(App and web page records)
----------------------------------------

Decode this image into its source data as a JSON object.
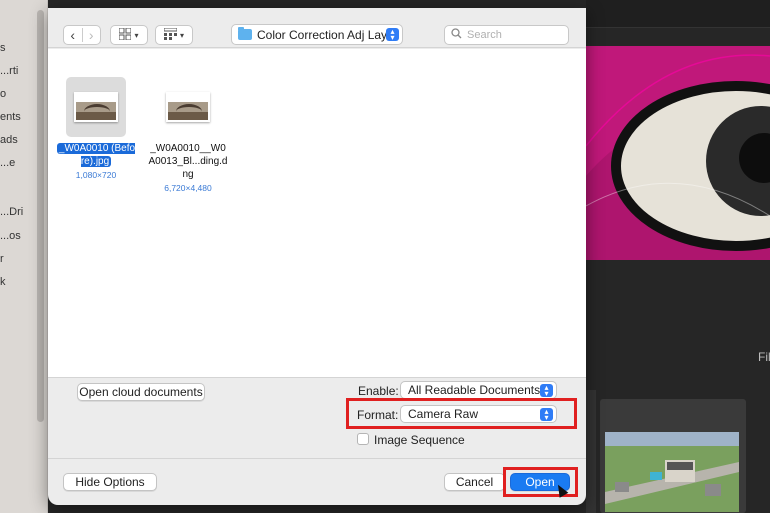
{
  "sidebar": {
    "items": [
      "s",
      "rti...",
      "o",
      "ents",
      "ads",
      "e...",
      "Dri...",
      "os...",
      "r",
      "k"
    ]
  },
  "toolbar": {
    "back_label": "‹",
    "forward_label": "›",
    "view_icon": "grid-view-icon",
    "group_icon": "group-icon",
    "location": "Color Correction Adj Layer",
    "search_placeholder": "Search"
  },
  "files": [
    {
      "name": "_W0A0010 (Before).jpg",
      "dims": "1,080×720",
      "selected": true
    },
    {
      "name": "_W0A0010__W0A0013_Bl...ding.dng",
      "dims": "6,720×4,480",
      "selected": false
    }
  ],
  "options": {
    "cloud_button": "Open cloud documents",
    "enable_label": "Enable:",
    "enable_value": "All Readable Documents",
    "format_label": "Format:",
    "format_value": "Camera Raw",
    "sequence_label": "Image Sequence",
    "sequence_checked": false
  },
  "footer": {
    "hide_options": "Hide Options",
    "cancel": "Cancel",
    "open": "Open"
  },
  "background": {
    "caption": "Filt",
    "accent_color": "#c0187a"
  }
}
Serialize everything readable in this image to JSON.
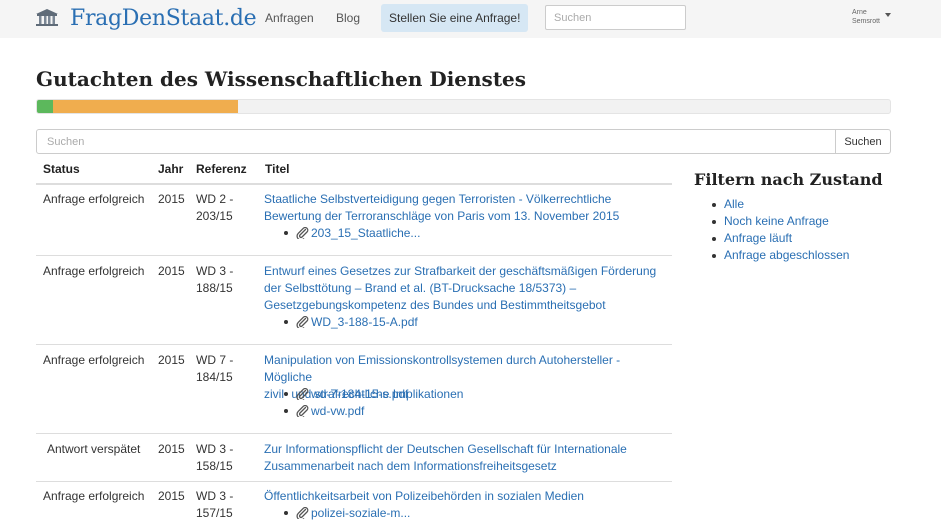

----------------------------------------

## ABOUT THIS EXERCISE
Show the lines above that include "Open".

## COMPLETED EXERCISE
    "cloud_button": "Open cloud documents",
    "open": "Open"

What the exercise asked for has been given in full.